## PROVIDED DATA
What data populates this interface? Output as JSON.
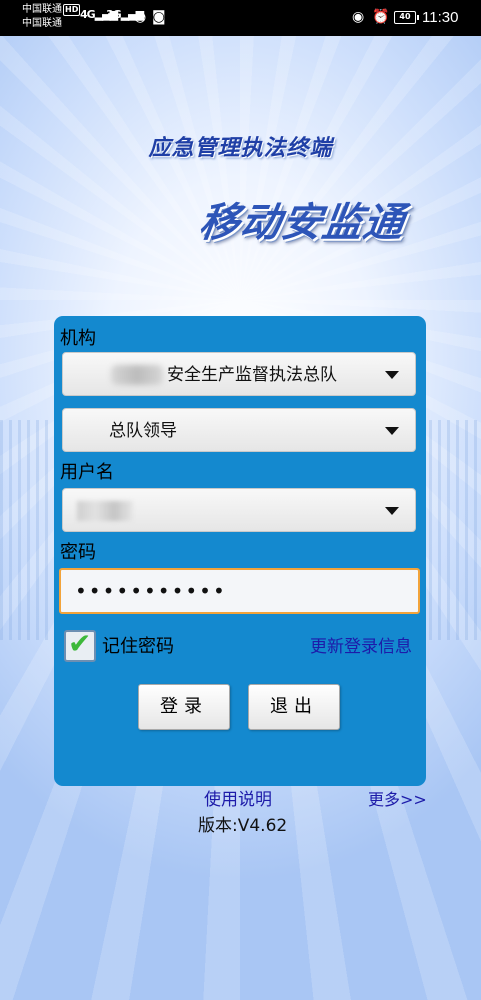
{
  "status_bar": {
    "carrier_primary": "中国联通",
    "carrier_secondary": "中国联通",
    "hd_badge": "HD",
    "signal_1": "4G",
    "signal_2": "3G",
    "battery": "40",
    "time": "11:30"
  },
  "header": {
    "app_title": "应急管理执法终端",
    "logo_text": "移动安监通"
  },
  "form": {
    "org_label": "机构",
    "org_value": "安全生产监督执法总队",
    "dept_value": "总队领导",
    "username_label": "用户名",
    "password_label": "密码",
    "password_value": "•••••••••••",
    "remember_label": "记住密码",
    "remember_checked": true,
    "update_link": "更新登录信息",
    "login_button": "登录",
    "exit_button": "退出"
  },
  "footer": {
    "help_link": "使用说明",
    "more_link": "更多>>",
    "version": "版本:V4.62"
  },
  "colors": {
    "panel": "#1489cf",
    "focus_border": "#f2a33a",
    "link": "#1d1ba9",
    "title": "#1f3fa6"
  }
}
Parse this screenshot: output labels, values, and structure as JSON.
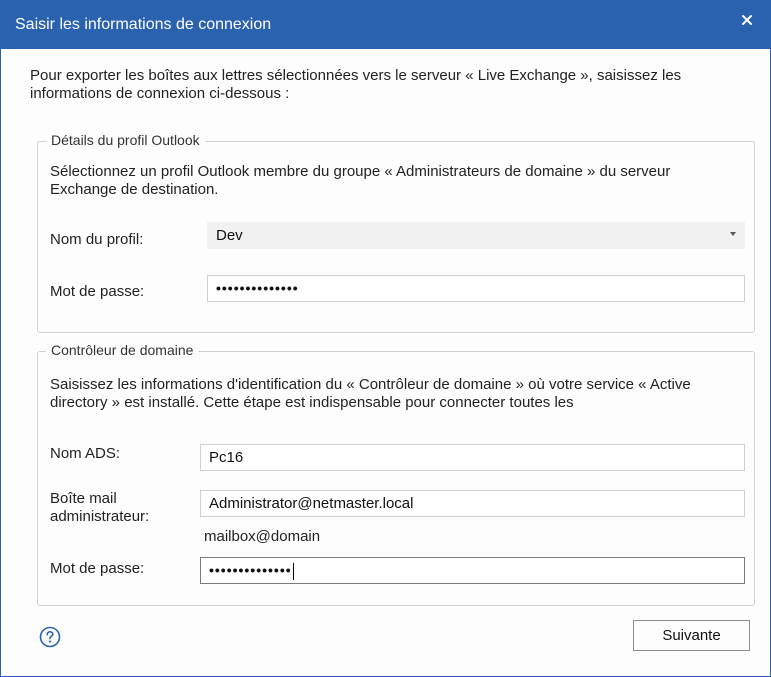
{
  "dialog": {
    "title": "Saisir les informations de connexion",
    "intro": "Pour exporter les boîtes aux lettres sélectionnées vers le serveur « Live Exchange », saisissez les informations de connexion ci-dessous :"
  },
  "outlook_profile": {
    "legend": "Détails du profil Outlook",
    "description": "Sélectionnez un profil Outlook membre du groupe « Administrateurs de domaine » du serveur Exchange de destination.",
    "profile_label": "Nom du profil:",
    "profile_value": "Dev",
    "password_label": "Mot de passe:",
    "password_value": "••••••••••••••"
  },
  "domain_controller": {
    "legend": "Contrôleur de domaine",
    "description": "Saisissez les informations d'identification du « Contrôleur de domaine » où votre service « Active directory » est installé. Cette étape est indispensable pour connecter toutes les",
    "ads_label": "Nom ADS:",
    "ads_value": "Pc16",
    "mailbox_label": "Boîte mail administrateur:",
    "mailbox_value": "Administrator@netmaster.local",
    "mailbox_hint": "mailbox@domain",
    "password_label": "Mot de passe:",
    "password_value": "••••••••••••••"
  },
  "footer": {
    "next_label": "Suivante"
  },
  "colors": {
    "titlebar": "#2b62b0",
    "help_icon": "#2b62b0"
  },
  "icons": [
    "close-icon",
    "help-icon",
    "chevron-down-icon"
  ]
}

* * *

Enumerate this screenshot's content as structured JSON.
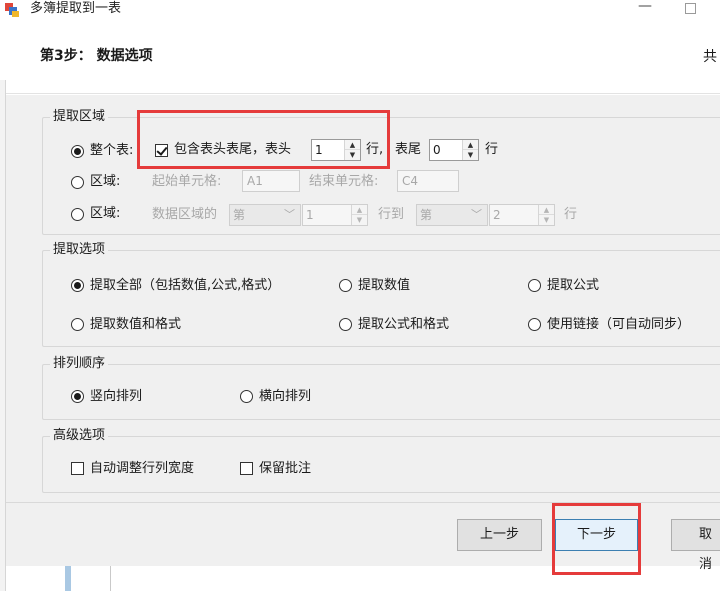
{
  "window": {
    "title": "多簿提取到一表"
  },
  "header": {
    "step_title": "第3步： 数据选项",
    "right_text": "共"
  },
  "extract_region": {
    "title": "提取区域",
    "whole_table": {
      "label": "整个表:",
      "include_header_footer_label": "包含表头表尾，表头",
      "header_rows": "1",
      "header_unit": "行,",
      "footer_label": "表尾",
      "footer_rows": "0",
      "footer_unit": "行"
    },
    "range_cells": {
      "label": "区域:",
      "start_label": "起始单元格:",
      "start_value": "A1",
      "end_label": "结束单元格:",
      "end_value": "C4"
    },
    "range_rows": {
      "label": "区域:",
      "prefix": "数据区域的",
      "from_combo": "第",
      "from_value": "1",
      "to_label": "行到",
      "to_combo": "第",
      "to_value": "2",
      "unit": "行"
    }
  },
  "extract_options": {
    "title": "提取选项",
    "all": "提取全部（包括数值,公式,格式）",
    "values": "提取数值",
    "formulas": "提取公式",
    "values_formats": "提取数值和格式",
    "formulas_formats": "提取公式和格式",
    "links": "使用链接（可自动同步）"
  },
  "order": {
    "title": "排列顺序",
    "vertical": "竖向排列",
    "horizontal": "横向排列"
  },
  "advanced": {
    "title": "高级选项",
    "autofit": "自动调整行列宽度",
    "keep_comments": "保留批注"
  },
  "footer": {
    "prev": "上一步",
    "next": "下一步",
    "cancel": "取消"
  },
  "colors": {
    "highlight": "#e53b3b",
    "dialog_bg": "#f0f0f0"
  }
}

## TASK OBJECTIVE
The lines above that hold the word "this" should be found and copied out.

## OUTPUT OF THE TASK
What data populates this interface? Output as JSON.
Parse this screenshot: output labels, values, and structure as JSON.
Enumerate this screenshot's content as structured JSON.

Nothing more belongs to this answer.